| Task statement |
Print the records below exactly as they appear.

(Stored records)
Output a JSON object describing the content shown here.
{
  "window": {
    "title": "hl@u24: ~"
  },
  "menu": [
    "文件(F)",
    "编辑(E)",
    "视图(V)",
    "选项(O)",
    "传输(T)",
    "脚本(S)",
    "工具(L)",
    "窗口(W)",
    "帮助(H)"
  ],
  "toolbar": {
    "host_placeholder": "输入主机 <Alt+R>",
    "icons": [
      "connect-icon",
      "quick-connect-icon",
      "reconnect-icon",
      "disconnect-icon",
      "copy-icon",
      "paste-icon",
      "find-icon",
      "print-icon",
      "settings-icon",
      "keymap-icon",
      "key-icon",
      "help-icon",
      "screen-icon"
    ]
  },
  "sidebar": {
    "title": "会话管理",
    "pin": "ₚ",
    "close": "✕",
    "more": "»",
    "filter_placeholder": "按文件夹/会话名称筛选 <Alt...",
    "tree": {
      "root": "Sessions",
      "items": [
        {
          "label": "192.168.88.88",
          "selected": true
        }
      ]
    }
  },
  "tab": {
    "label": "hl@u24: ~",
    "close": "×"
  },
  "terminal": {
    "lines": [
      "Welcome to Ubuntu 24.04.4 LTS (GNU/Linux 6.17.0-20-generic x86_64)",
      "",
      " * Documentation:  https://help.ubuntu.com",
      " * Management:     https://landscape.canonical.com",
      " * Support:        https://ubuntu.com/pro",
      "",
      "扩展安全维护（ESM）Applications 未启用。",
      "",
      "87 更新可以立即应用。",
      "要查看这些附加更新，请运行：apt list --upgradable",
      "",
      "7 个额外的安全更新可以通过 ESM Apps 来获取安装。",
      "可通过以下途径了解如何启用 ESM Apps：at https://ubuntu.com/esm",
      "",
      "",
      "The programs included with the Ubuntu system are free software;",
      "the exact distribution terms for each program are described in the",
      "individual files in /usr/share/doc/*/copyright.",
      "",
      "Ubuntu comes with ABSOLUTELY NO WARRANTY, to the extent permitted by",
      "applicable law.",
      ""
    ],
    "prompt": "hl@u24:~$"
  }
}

| Task answer |
Output a JSON object describing the content shown here.
{
  "window": {
    "title": "hl@u24: ~"
  },
  "menu": [
    "文件(F)",
    "编辑(E)",
    "视图(V)",
    "选项(O)",
    "传输(T)",
    "脚本(S)",
    "工具(L)",
    "窗口(W)",
    "帮助(H)"
  ],
  "toolbar": {
    "host_placeholder": "输入主机 <Alt+R>",
    "icons": [
      "connect-icon",
      "quick-connect-icon",
      "reconnect-icon",
      "disconnect-icon",
      "copy-icon",
      "paste-icon",
      "find-icon",
      "print-icon",
      "settings-icon",
      "keymap-icon",
      "key-icon",
      "help-icon",
      "screen-icon"
    ]
  },
  "sidebar": {
    "title": "会话管理",
    "pin": "ₚ",
    "close": "✕",
    "more": "»",
    "filter_placeholder": "按文件夹/会话名称筛选 <Alt...",
    "tree": {
      "root": "Sessions",
      "items": [
        {
          "label": "192.168.88.88",
          "selected": true
        }
      ]
    }
  },
  "tab": {
    "label": "hl@u24: ~",
    "close": "×"
  },
  "terminal": {
    "lines": [
      "Welcome to Ubuntu 24.04.4 LTS (GNU/Linux 6.17.0-20-generic x86_64)",
      "",
      " * Documentation:  https://help.ubuntu.com",
      " * Management:     https://landscape.canonical.com",
      " * Support:        https://ubuntu.com/pro",
      "",
      "扩展安全维护（ESM）Applications 未启用。",
      "",
      "87 更新可以立即应用。",
      "要查看这些附加更新，请运行：apt list --upgradable",
      "",
      "7 个额外的安全更新可以通过 ESM Apps 来获取安装。",
      "可通过以下途径了解如何启用 ESM Apps：at https://ubuntu.com/esm",
      "",
      "",
      "The programs included with the Ubuntu system are free software;",
      "the exact distribution terms for each program are described in the",
      "individual files in /usr/share/doc/*/copyright.",
      "",
      "Ubuntu comes with ABSOLUTELY NO WARRANTY, to the extent permitted by",
      "applicable law.",
      ""
    ],
    "prompt": "hl@u24:~$"
  }
}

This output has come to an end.